%%

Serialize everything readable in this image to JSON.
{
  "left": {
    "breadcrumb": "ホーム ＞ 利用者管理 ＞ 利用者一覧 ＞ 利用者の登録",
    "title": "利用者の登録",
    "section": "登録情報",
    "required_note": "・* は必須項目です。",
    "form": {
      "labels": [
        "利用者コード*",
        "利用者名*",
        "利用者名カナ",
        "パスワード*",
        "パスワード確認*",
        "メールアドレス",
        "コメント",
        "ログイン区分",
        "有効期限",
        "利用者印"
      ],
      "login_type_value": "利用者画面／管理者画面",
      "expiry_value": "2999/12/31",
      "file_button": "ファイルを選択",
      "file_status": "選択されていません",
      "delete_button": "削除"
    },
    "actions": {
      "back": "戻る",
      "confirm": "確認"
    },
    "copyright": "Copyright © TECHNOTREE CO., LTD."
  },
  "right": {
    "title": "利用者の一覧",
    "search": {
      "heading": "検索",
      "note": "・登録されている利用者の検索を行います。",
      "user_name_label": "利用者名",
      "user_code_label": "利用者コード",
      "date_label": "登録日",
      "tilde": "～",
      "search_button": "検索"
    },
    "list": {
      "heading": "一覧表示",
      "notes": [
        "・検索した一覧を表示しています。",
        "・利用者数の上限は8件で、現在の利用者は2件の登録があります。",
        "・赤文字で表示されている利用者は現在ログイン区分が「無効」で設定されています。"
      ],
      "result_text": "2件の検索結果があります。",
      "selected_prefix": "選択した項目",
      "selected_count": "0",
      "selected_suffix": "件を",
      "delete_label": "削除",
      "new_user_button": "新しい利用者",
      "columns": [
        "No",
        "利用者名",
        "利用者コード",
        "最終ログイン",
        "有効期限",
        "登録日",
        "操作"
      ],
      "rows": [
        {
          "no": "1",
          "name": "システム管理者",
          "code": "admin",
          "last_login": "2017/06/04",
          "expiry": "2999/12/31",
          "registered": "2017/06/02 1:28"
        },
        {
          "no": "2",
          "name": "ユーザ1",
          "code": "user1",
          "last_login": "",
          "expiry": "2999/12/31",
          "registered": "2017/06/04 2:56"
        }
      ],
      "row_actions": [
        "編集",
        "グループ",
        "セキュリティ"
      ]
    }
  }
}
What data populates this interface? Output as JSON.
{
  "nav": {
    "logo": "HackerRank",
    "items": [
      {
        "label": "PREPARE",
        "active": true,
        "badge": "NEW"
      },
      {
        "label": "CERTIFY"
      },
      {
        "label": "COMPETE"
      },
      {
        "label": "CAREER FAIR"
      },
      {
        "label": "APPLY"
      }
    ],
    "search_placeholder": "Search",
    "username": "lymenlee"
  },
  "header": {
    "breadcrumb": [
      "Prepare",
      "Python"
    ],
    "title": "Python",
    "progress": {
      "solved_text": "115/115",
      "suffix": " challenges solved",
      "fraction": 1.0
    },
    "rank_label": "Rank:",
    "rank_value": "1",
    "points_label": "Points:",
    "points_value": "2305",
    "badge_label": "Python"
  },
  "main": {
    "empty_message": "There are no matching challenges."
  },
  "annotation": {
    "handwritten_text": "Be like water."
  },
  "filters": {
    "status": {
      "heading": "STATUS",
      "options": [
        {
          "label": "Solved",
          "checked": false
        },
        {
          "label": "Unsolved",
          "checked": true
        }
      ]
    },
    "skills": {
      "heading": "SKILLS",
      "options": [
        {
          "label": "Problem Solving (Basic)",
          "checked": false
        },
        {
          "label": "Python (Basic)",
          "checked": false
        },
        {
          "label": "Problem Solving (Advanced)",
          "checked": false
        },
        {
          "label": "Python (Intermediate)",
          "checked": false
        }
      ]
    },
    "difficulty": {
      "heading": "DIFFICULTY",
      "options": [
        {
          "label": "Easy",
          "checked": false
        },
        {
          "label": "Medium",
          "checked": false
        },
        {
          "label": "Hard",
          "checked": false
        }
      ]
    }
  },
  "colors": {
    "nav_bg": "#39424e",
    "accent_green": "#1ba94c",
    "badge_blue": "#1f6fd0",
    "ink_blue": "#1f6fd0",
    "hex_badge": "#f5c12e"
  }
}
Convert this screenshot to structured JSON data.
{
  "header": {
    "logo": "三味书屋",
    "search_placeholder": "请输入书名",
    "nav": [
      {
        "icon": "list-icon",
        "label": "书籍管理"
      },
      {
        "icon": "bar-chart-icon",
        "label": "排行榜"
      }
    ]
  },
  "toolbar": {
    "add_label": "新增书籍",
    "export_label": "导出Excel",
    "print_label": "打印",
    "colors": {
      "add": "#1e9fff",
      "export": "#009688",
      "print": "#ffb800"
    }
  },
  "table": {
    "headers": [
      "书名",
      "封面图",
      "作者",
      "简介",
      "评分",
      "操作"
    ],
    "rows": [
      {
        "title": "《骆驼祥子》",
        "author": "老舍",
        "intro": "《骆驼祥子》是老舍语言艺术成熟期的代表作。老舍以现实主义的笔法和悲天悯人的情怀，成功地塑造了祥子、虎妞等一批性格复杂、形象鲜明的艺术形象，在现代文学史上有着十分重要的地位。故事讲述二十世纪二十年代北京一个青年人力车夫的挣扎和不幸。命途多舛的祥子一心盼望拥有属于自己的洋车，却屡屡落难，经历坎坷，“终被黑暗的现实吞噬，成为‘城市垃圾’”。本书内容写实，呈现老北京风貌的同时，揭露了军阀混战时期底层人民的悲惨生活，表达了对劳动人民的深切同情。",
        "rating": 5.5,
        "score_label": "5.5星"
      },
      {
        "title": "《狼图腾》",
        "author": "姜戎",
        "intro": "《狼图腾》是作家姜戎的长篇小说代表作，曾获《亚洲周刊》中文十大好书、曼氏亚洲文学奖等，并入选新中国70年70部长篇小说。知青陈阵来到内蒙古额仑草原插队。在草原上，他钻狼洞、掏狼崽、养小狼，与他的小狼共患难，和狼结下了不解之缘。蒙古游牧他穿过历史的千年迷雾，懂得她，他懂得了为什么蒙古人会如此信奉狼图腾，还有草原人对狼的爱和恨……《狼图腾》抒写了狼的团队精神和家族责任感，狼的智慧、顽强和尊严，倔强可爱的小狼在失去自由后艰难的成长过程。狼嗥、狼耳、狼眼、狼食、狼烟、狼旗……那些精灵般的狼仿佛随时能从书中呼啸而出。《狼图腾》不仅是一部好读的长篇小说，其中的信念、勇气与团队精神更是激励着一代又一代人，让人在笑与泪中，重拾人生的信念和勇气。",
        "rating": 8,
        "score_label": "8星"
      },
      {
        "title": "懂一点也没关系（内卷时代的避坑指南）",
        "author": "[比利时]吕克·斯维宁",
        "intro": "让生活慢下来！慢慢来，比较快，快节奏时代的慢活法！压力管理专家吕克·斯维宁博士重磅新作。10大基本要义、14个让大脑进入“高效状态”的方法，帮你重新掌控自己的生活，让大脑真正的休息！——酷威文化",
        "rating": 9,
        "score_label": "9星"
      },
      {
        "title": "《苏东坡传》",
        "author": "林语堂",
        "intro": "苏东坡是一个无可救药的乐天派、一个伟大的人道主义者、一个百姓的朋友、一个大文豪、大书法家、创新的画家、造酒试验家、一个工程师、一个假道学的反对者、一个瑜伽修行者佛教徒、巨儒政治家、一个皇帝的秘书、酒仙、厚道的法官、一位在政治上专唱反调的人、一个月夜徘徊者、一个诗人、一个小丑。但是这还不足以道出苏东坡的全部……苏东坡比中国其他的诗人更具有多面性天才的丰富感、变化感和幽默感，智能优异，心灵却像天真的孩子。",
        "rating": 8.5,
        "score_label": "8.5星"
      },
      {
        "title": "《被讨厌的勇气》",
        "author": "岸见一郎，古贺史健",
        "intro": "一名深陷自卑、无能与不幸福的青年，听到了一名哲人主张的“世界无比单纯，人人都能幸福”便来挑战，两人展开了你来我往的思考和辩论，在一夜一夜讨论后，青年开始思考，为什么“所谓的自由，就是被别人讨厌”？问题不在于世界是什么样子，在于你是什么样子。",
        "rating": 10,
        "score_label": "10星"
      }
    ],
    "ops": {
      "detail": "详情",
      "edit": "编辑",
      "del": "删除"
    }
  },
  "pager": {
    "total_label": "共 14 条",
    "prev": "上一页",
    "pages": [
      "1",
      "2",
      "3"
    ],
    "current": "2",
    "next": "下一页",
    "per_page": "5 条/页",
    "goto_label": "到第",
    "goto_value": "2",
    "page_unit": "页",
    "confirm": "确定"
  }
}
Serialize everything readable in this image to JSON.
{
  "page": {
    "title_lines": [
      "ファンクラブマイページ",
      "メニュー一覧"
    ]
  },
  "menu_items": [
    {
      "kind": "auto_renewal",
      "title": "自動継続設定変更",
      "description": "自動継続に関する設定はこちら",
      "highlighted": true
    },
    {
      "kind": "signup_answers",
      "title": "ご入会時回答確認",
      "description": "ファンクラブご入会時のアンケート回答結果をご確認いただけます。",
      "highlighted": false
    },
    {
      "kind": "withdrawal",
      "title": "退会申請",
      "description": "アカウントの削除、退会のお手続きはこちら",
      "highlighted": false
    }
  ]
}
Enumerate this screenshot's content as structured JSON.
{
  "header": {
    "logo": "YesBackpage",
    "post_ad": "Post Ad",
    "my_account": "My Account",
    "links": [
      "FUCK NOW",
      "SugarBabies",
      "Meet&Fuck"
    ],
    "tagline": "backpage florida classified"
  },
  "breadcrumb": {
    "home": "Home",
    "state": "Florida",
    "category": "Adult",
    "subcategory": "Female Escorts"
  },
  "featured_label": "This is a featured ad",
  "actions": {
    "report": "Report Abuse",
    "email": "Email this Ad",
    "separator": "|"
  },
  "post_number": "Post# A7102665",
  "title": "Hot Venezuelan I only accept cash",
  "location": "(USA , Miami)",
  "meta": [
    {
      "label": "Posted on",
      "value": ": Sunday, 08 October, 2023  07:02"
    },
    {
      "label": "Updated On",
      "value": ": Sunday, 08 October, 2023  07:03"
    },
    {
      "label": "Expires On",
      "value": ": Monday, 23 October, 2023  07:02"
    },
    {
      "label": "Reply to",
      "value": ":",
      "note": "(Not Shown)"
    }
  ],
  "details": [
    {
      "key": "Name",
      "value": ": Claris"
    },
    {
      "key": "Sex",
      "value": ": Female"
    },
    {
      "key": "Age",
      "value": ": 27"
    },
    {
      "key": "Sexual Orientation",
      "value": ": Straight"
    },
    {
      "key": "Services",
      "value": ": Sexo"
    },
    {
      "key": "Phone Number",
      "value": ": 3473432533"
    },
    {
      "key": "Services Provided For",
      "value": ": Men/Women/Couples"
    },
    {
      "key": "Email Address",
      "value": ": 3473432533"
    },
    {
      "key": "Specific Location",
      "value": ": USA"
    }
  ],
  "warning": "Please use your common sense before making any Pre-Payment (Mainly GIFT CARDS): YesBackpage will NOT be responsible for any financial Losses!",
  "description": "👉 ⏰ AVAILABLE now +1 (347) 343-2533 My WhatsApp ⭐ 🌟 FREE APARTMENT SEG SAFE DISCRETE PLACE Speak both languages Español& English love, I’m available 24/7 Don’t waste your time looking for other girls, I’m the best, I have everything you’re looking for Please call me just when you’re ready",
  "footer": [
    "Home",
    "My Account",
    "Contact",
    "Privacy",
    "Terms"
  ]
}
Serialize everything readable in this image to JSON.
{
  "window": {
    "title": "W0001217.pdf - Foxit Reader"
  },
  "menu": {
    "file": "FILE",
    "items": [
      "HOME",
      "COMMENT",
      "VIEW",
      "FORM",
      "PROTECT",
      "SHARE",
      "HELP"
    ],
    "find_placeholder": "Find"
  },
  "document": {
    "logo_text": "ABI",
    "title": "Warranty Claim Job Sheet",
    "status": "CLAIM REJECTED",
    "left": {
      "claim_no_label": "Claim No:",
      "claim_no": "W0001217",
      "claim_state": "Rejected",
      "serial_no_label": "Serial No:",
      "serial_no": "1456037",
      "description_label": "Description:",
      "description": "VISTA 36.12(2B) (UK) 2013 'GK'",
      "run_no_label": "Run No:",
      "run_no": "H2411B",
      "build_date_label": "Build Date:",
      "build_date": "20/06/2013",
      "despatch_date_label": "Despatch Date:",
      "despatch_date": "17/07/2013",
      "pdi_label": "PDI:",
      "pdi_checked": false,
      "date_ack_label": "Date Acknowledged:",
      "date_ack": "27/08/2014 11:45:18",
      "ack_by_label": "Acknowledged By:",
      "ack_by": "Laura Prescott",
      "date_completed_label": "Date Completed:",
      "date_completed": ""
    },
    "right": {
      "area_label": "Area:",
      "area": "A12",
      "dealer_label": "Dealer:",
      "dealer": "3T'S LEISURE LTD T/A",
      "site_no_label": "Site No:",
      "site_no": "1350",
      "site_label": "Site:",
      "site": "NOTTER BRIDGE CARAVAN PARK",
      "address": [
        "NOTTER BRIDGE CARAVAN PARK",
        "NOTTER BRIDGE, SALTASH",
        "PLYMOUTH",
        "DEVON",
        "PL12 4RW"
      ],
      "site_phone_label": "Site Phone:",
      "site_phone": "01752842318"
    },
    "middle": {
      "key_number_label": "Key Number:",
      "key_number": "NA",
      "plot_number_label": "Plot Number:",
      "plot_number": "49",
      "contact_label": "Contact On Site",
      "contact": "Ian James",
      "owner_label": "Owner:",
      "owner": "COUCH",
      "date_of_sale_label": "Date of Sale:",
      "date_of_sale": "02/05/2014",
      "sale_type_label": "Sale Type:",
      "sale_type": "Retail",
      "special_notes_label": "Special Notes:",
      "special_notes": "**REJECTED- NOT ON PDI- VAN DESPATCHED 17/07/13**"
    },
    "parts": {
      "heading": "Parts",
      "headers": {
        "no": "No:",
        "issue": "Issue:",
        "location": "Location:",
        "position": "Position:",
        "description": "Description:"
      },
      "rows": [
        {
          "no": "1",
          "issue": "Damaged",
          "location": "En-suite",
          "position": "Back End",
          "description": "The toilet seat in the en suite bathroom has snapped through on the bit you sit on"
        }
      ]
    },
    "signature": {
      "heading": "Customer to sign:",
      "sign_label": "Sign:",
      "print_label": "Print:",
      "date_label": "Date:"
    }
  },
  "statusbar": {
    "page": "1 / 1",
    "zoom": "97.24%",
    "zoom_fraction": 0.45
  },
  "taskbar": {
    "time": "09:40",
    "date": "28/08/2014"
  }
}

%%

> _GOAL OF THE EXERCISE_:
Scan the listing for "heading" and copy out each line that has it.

> _RESULT OF THE TASK_:
      "heading": "検索",
      "heading": "一覧表示",
      "heading": "STATUS",
      "heading": "SKILLS",
      "heading": "DIFFICULTY",
      "heading": "Parts",
      "heading": "Customer to sign:",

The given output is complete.